FS#10874 - no track will play after playing a deleted, semi-buffered track

Attached to Project: Rockbox
Opened by Johannes Linke (Jaykay) - Thursday, 24 December 2009, 11:57 GMT
Last edited by sideral (sideral) - Monday, 25 April 2011, 11:23 GMT
Task Type Bugs
Category Music playback
Status New
Assigned To No-one
Operating System All players
Severity Low
Priority Normal
Reported Version Release 3.4
Due in Version Undecided
Due Date Undecided
Percent Complete 0%
Votes 0
Private No


to reproduce:

1. start a big (20mb or more) track. delete it immidiately after starting it.
2. let the song play until it stops. i guess it stops at the end of the buffer. as an alternative you can ff to the end of the track (which shouldn't be buffered)
3. now you're not able to play any track. if you select a new one from the file browser or database, the wps will show up, but nothing is played and the progress bar won't progress. ff and rw also don 't work. only rebooting helps. shutting down needs really long (~15s).

if you delete a fully buffered song, everything works as expected (well, the song continues till the end, and the next song starts. some devs call that "expected" :D ).

tested with r24091 and an e200, although i guess that the bug is target independent and occurs in the last few thousand revisions :)

This task depends upon

Comment by jasontaylor (jasontaylor) - Friday, 01 January 2010, 01:56 GMT
Looks like I reported this as well.

Guess I should have searched first.
Comment by Thomas Martitz (kugel.) - Tuesday, 26 January 2010, 23:10 GMT
This seems to fix the problem, but it also seems to introduce a small audio glitch shortly after rebuffering.
Comment by sideral (sideral) - Monday, 25 April 2011, 11:23 GMT
  • Field changed: Status (Unconfirmed → New)
Trying to reproduce this, I just hung my ClipV2 so hard that I couldn't even hard-reset it and had to let the battery drain.

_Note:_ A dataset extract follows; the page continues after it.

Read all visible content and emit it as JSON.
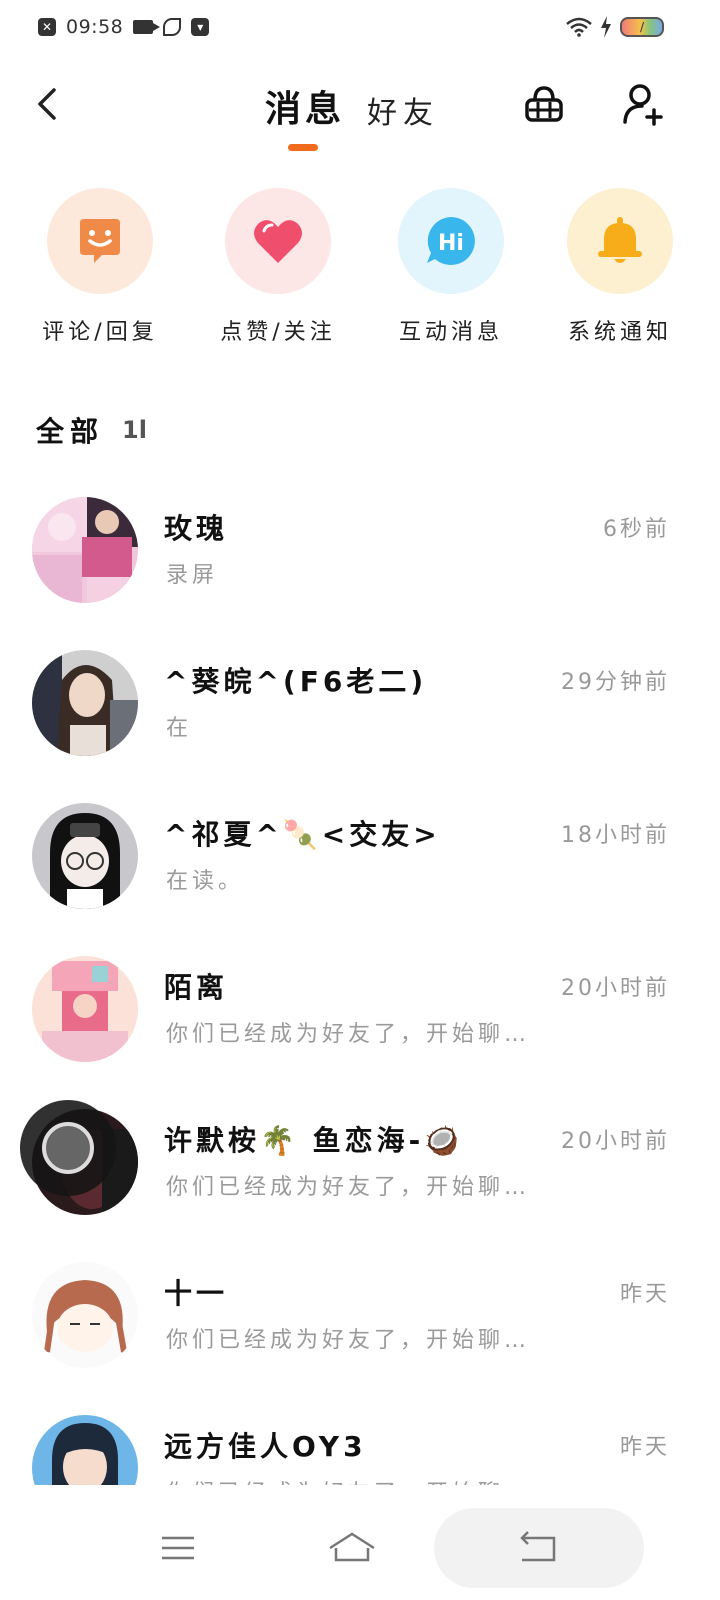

kugel, your patch doesn't apply to current svn any longer, and it wasn't immediately obvious to me how to rebase it. I agree that buffering needs to be changed in the spirit of your patch as a safety measure (if that hasn't already happened), but perhaps this particular function (delete from WPS context menu) also should be handled from a higher level by explicitly stopping the current track and advancing the playlist.
Comment by Jonathan Gordon (jdgordon) - Monday, 23 April 2012, 13:19 GMT attempts to fix this issue. testing would be great.

If it can continue playing the deleted song it will, otherwise it will skip it as soon as it is deleted.
Comment by Michael Sevakis (MikeS) - Monday, 23 April 2012, 16:47 GMT
The issue could be manifold. Buffering should simply truncate the file and close it. Some codecs may not properly check the return values of the buffer calls. I'd like a look before introducing and whole host of workarounds that may not address the real reason(s) but just gloss over it(them).
Comment by Michael Sevakis (MikeS) - Monday, 23 April 2012, 16:58 GMT
Does the file/FAT code even properly deal with an open file being removed? I think I left a note or a commit message about something weird in cases of disk corruption where return values were not correct if the file on disk was already truncated.
Comment by MichaelGiacomelli (saratoga) - Monday, 23 April 2012, 17:48 GMT
If codecs don't deal with a buffering fail, then fixing them shouldn't be too hard. Just clean up and quit.
Comment by Jonathan Gordon (jdgordon) - Monday, 23 April 2012, 22:49 GMT
Fair enough, but this isnt the main motivation behind the gerrit patch, just the first example usage.
Comment by Michael Sevakis (MikeS) - Thursday, 03 May 2012, 03:59 GMT
Need to know which formats. There are many codecs that don't check return values from buffering and thus would try to pass NULL pointers to their library functions. Some codecs pass the test quite well. Some may have assumptions with seeking but pass in normal streaming to the end of buffered data. Playback only cares about the codec reporting that it has stopped decoding the file. The robustness depends upon the codec to check its stuff and take appropriate action (it IS the one reading the data afterall).

Buffering, as expected, stops and truncates the file at whatever read position it had at the moment of deletion (to my best estimation...the file should have filled the buffer had it been allowed to read it normally but stopped early because I got to deleting it quickl enough). Buffering will return failure if in fact a read is attempted in "no-man's land".